▸ **Directions for this task**
Each word in the data below should be copied exactly; the images should not.

Web page and app entries
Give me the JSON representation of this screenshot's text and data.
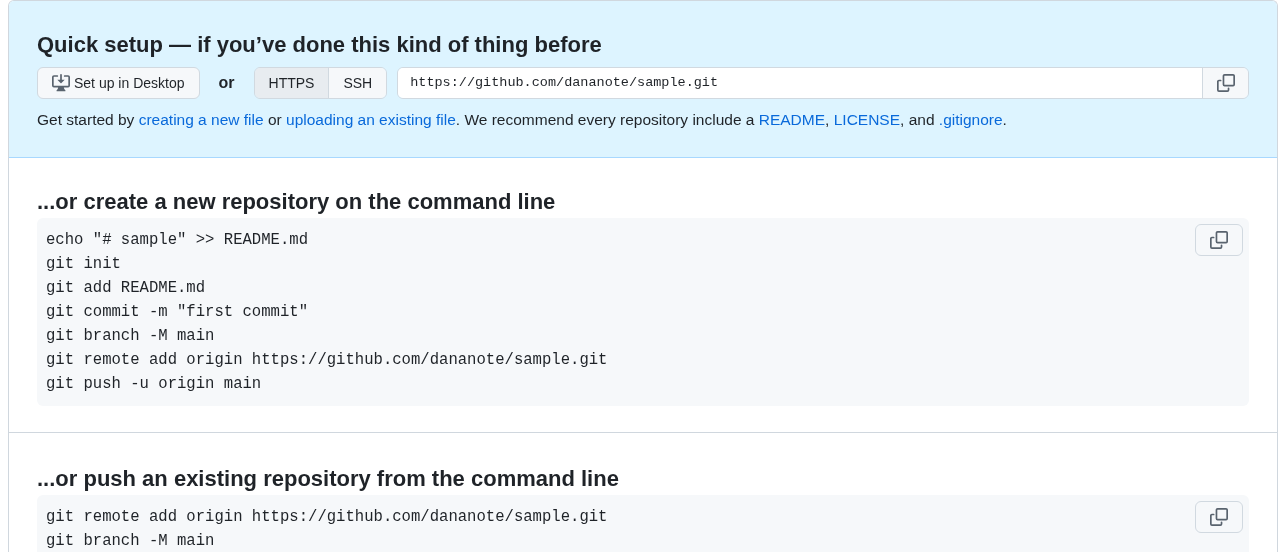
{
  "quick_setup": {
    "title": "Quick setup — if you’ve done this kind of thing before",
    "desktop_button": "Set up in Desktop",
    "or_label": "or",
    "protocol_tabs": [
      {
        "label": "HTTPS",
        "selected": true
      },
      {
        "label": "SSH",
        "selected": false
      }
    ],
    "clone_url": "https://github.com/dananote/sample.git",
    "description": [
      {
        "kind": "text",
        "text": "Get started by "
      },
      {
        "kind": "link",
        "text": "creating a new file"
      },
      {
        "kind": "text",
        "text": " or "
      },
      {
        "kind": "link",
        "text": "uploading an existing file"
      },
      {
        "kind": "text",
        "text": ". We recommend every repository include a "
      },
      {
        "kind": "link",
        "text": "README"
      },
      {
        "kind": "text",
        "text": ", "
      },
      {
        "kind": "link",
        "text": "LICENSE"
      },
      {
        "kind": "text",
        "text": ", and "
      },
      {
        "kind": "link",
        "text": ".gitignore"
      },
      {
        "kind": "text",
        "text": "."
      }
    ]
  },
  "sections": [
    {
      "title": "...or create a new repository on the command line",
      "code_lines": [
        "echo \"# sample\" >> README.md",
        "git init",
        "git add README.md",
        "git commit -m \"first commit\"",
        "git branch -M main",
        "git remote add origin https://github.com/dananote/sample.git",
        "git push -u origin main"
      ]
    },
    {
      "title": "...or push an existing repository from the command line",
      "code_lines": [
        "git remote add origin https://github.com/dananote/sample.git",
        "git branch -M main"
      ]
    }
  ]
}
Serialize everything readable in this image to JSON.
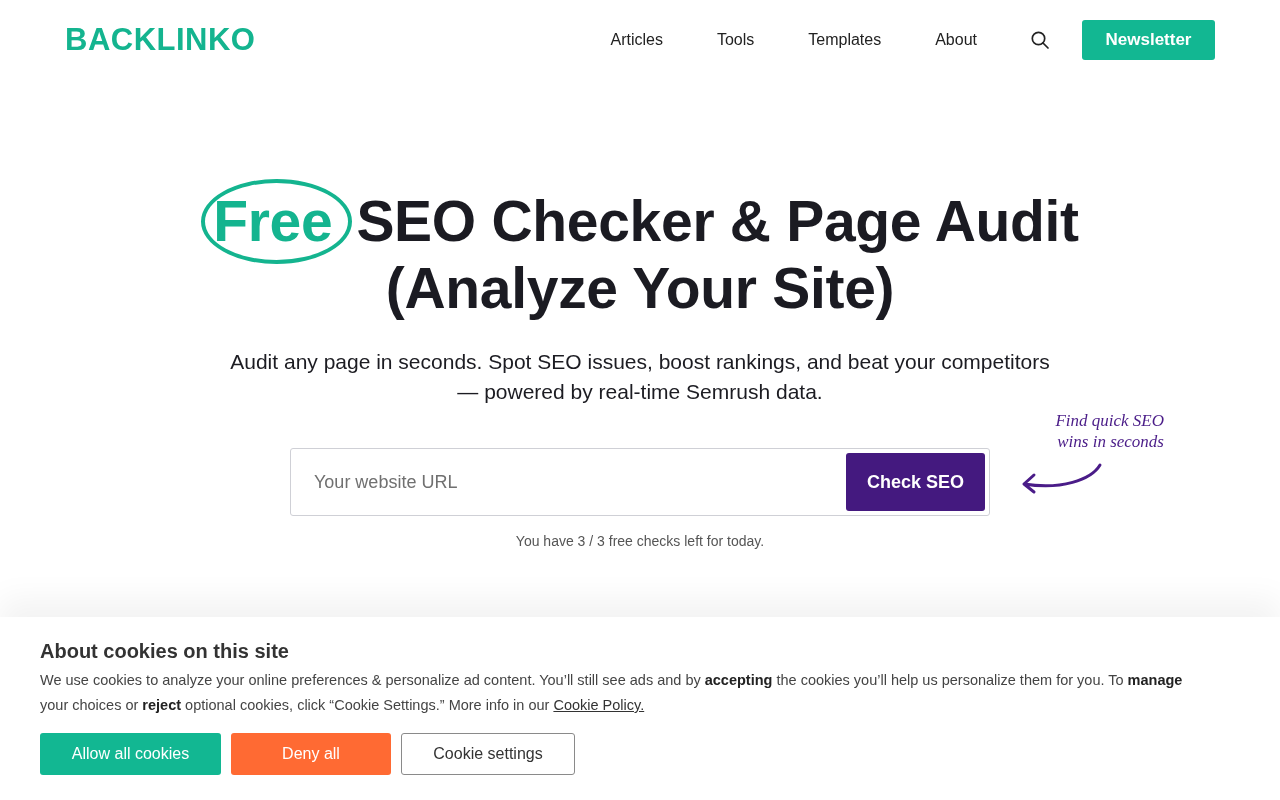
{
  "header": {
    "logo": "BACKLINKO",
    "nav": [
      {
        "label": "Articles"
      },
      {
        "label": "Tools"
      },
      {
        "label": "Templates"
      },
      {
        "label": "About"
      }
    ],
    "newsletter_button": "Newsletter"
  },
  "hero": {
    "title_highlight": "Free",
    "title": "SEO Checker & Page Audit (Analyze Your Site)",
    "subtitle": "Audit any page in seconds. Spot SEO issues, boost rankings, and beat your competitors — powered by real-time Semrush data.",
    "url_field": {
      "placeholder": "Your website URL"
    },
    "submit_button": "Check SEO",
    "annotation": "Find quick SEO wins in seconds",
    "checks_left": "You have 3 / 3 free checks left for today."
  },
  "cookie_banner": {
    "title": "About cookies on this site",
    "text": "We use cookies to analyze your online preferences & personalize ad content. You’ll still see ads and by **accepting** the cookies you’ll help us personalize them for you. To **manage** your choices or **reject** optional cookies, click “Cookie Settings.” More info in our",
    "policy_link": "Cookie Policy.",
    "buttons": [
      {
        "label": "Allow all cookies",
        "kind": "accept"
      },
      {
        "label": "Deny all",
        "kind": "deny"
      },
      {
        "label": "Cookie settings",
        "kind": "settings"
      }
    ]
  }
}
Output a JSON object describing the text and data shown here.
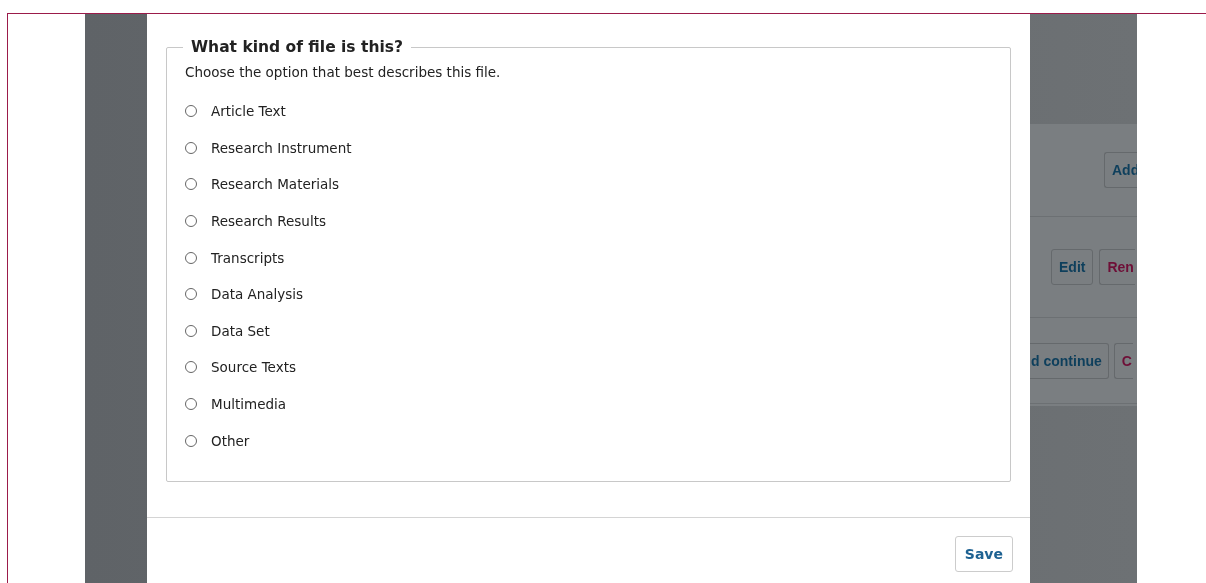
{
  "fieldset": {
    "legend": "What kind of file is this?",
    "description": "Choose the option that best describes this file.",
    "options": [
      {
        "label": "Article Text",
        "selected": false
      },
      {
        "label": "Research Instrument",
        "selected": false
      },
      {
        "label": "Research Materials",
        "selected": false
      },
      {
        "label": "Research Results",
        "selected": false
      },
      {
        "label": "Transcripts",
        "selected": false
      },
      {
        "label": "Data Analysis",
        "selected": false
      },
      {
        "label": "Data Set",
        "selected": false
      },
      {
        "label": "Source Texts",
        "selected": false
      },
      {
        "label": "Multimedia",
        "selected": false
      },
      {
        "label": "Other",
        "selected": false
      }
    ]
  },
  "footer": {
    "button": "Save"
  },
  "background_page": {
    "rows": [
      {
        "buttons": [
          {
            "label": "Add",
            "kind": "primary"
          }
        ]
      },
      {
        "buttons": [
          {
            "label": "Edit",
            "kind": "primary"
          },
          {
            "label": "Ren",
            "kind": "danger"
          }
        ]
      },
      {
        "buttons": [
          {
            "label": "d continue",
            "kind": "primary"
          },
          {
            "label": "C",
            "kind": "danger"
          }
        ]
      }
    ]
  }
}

▸ **Output of the task**
Give me the JSON representation of this screenshot's text and data.
{
  "quick_setup": {
    "title": "Quick setup — if you’ve done this kind of thing before",
    "desktop_button": "Set up in Desktop",
    "or_label": "or",
    "protocol_tabs": [
      {
        "label": "HTTPS",
        "selected": true
      },
      {
        "label": "SSH",
        "selected": false
      }
    ],
    "clone_url": "https://github.com/dananote/sample.git",
    "description": [
      {
        "kind": "text",
        "text": "Get started by "
      },
      {
        "kind": "link",
        "text": "creating a new file"
      },
      {
        "kind": "text",
        "text": " or "
      },
      {
        "kind": "link",
        "text": "uploading an existing file"
      },
      {
        "kind": "text",
        "text": ". We recommend every repository include a "
      },
      {
        "kind": "link",
        "text": "README"
      },
      {
        "kind": "text",
        "text": ", "
      },
      {
        "kind": "link",
        "text": "LICENSE"
      },
      {
        "kind": "text",
        "text": ", and "
      },
      {
        "kind": "link",
        "text": ".gitignore"
      },
      {
        "kind": "text",
        "text": "."
      }
    ]
  },
  "sections": [
    {
      "title": "...or create a new repository on the command line",
      "code_lines": [
        "echo \"# sample\" >> README.md",
        "git init",
        "git add README.md",
        "git commit -m \"first commit\"",
        "git branch -M main",
        "git remote add origin https://github.com/dananote/sample.git",
        "git push -u origin main"
      ]
    },
    {
      "title": "...or push an existing repository from the command line",
      "code_lines": [
        "git remote add origin https://github.com/dananote/sample.git",
        "git branch -M main"
      ]
    }
  ]
}
Serialize everything readable in this image to JSON.
{
  "header": {
    "logo": "BACKLINKO",
    "nav": [
      {
        "label": "Articles"
      },
      {
        "label": "Tools"
      },
      {
        "label": "Templates"
      },
      {
        "label": "About"
      }
    ],
    "newsletter_button": "Newsletter"
  },
  "hero": {
    "title_highlight": "Free",
    "title": "SEO Checker & Page Audit (Analyze Your Site)",
    "subtitle": "Audit any page in seconds. Spot SEO issues, boost rankings, and beat your competitors — powered by real-time Semrush data.",
    "url_field": {
      "placeholder": "Your website URL"
    },
    "submit_button": "Check SEO",
    "annotation": "Find quick SEO wins in seconds",
    "checks_left": "You have 3 / 3 free checks left for today."
  },
  "cookie_banner": {
    "title": "About cookies on this site",
    "text": "We use cookies to analyze your online preferences & personalize ad content. You’ll still see ads and by **accepting** the cookies you’ll help us personalize them for you. To **manage** your choices or **reject** optional cookies, click “Cookie Settings.” More info in our",
    "policy_link": "Cookie Policy.",
    "buttons": [
      {
        "label": "Allow all cookies",
        "kind": "accept"
      },
      {
        "label": "Deny all",
        "kind": "deny"
      },
      {
        "label": "Cookie settings",
        "kind": "settings"
      }
    ]
  }
}
Output a JSON object describing the text and data shown here.
{
  "fieldset": {
    "legend": "What kind of file is this?",
    "description": "Choose the option that best describes this file.",
    "options": [
      {
        "label": "Article Text",
        "selected": false
      },
      {
        "label": "Research Instrument",
        "selected": false
      },
      {
        "label": "Research Materials",
        "selected": false
      },
      {
        "label": "Research Results",
        "selected": false
      },
      {
        "label": "Transcripts",
        "selected": false
      },
      {
        "label": "Data Analysis",
        "selected": false
      },
      {
        "label": "Data Set",
        "selected": false
      },
      {
        "label": "Source Texts",
        "selected": false
      },
      {
        "label": "Multimedia",
        "selected": false
      },
      {
        "label": "Other",
        "selected": false
      }
    ]
  },
  "footer": {
    "button": "Save"
  },
  "background_page": {
    "rows": [
      {
        "buttons": [
          {
            "label": "Add",
            "kind": "primary"
          }
        ]
      },
      {
        "buttons": [
          {
            "label": "Edit",
            "kind": "primary"
          },
          {
            "label": "Ren",
            "kind": "danger"
          }
        ]
      },
      {
        "buttons": [
          {
            "label": "d continue",
            "kind": "primary"
          },
          {
            "label": "C",
            "kind": "danger"
          }
        ]
      }
    ]
  }
}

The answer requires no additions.